Medicare Part A (Hospital Insurance) helps cover your inpatient care in hospitals. Part A also helps cover skilled nursing facility, hospice, and home health care if you meet certain conditions.
Medicare Part B (Medical Insurance) helps cover medically-necessary services like doctor's services and outpatient care. Part B also helps cover some preventive services to help maintain your health and to keep certain illnesses from getting worse.
Medicare Part C (Medicare Advantage Plans) is another way to get your Medicare benefits. It combines Part A, Part B, and, sometimes, Part D (prescription drug) coverage. Medicare Advantage Plans are managed by private insurance companies approved by Medicare. These plans must cover medically-necessary services. However, plans can charge different copayments, coinsurance, or deductibles for these services.
Medicare Part D (Medicare Prescription Drug Coverage) helps cover prescription drugs. This coverage may help lower your prescription drug costs and help protect against higher costs in the future.
Compare TRICARE and Medicare Part D
Care in hospitals as an inpatient, critical access hospitals (small facilities that give limited outpatient and inpatient services to people in rural areas), skilled nursing facilities, hospice care, and some home health care. Information about your coverage under Medicare Part A can be found in the Your Medicare Coverage database.
Cost: Most people get Part A automatically when they turn age 65. They do not have to pay a monthly payment called a premium for Part A because they or a spouse paid Medicare taxes while they were working.
If you (or your spouse) did not pay Medicare taxes while you worked and you are age 65 or older, you still may be able to buy Part A.
Doctors' services, outpatient hospital care, and some other medical services that Part A does not cover, such as the services of physical and occupational therapists, and some home health care.
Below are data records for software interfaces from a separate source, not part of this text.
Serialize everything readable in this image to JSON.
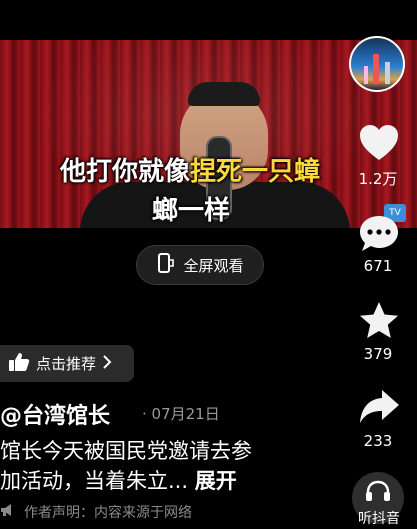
{
  "video": {
    "caption_line1_white": "他打你就像",
    "caption_line1_yellow": "捏死一只蟑",
    "caption_line2_white": "螂一样"
  },
  "fullscreen": {
    "label": "全屏观看",
    "icon": "fullscreen-phone-icon"
  },
  "side_rail": {
    "likes": "1.2万",
    "comments": "671",
    "favorites": "379",
    "shares": "233",
    "listen_label": "听抖音"
  },
  "post": {
    "recommend_label": "点击推荐",
    "author": "@台湾馆长",
    "date": "· 07月21日",
    "description_line1": "馆长今天被国民党邀请去参",
    "description_line2": "加活动，当着朱立...",
    "expand_label": "展开",
    "notice": "作者声明：内容来源于网络"
  },
  "colors": {
    "caption_highlight": "#ffd83b",
    "background": "#000000"
  }
}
Part B helps pay for these covered services and supplies when they are medically necessary.
You pay the Medicare Part B premium of $104.90. In some cases this amount may be higher if you did not choose Part B when you first became eligible at age 65. The cost of Part B may go up 10% for each 12-month period that you could have had Part B but did not sign up for it, except in special cases. You will have to pay this extra 10% for the rest of your life.
Enrolling in part B is your choice. You can sign up for Part B anytime during a 7-month period that begins 3 months before you turn 65.
Visit the Medicare Part B website.
Call your Medicare Carrier about bills and services.
You may have choices in how you get your health care including the Original Medicare Plan, Medicare Managed Care Plans (like HMOs), and Medicare Private Fee-for-Service Plans.
For more information, call the Social Security Administration at 1-800-772-1213. Or visit the Medicare website to get the most up to date details.
Part A: (Hospital Insurance) Premium
Most people do not pay a monthly Part A premium because they or a spouse has 40 or more quarters of Medicare-covered employment.
The Part A premium is $224.00 per month for people having 30-39 quarters of Medicare-covered employment.
The Part A premium is $407.00 per month for people who are not otherwise eligible for premium-free hospital insurance and have less than 30 quarters of Medicare-covered employment.
Part B: (Medical Insurance) Premium
$104.90 per month
Part A: (pays for inpatient hospital, skilled nursing facility, and some home health care) For each benefit period Medicare pays all covered costs except the Medicare Part A deductible (2015 = $1,260) during the first 60 days and coinsurance amounts for hospital stays that last beyond 60 days and no more than 150 days.
For each benefit period you pay:
Part B: (covers Medicare eligible physician services, outpatient hospital services, certain home health services, durable medical equipment)